FirstEnergy Corp. made good on its threat to close the R. Paul Smith coal-burning power plant in Western Maryland (and five other plants out of state) in response to stricter anti-pollution regulations handed down by the Environmental Protection Agency.
The Chesapeake Climate Action Network has called the R. Paul Smith the “oldest and arguably the dirtiest coal plant in Maryland.” Up to now it had been allowed to operate without complying to current Maryland anti-pollution legislation. And the Maryland Public Service Commission does not expect the closing of the plant to put Marylanders at greater risk of service interruption.
On the other hand, the plant employs around forty people, and it may only be the first of many to close up shop in the face of difficult-to-meet environmental standards.
If we accept that we are in an environmental crisis, should we flinch when the necessary steps to curb climate change lose people their jobs?
In a recession, should we accept any economic collateral damage to environmental policy?
Latest posts by Robert M. O'Brien (see all)
- Annapolis Legislates Lead Poisoning - March 9, 2012
- The Circus Fires Back at Jada Pinkett Smith - March 8, 2012

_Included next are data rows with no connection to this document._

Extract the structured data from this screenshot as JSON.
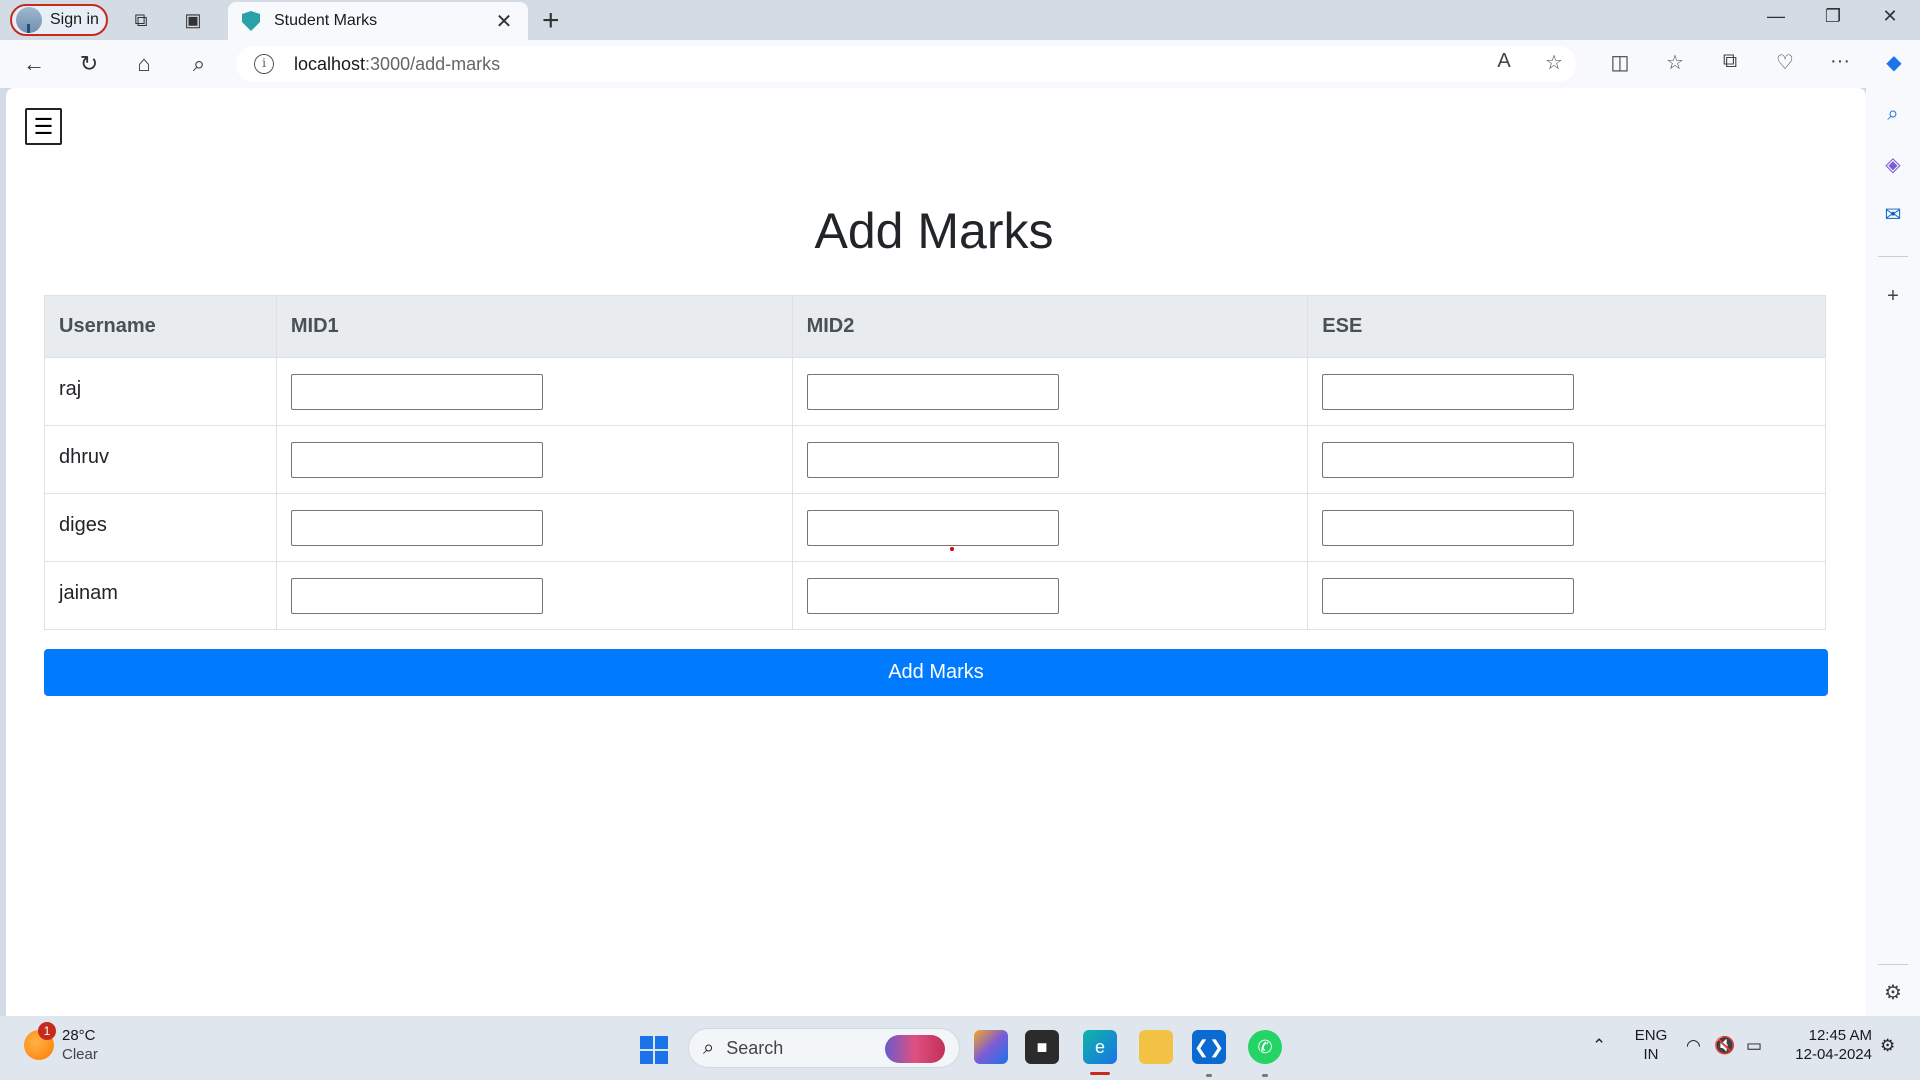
{
  "browser": {
    "signin_label": "Sign in",
    "tab_title": "Student Marks",
    "url_host": "localhost",
    "url_path": ":3000/add-marks"
  },
  "page": {
    "menu_glyph": "☰",
    "title": "Add Marks",
    "table": {
      "headers": [
        "Username",
        "MID1",
        "MID2",
        "ESE"
      ],
      "rows": [
        {
          "username": "raj",
          "mid1": "",
          "mid2": "",
          "ese": ""
        },
        {
          "username": "dhruv",
          "mid1": "",
          "mid2": "",
          "ese": ""
        },
        {
          "username": "diges",
          "mid1": "",
          "mid2": "",
          "ese": ""
        },
        {
          "username": "jainam",
          "mid1": "",
          "mid2": "",
          "ese": ""
        }
      ]
    },
    "submit_label": "Add Marks"
  },
  "taskbar": {
    "weather_temp": "28°C",
    "weather_desc": "Clear",
    "weather_badge": "1",
    "search_label": "Search",
    "lang_line1": "ENG",
    "lang_line2": "IN",
    "time": "12:45 AM",
    "date": "12-04-2024"
  },
  "colors": {
    "primary": "#007bff",
    "header_bg": "#e9ecef",
    "signin_border": "#c42b1c"
  }
}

- Video Americain Closes Charles Village Location, Not Because of Me - March 8, 2012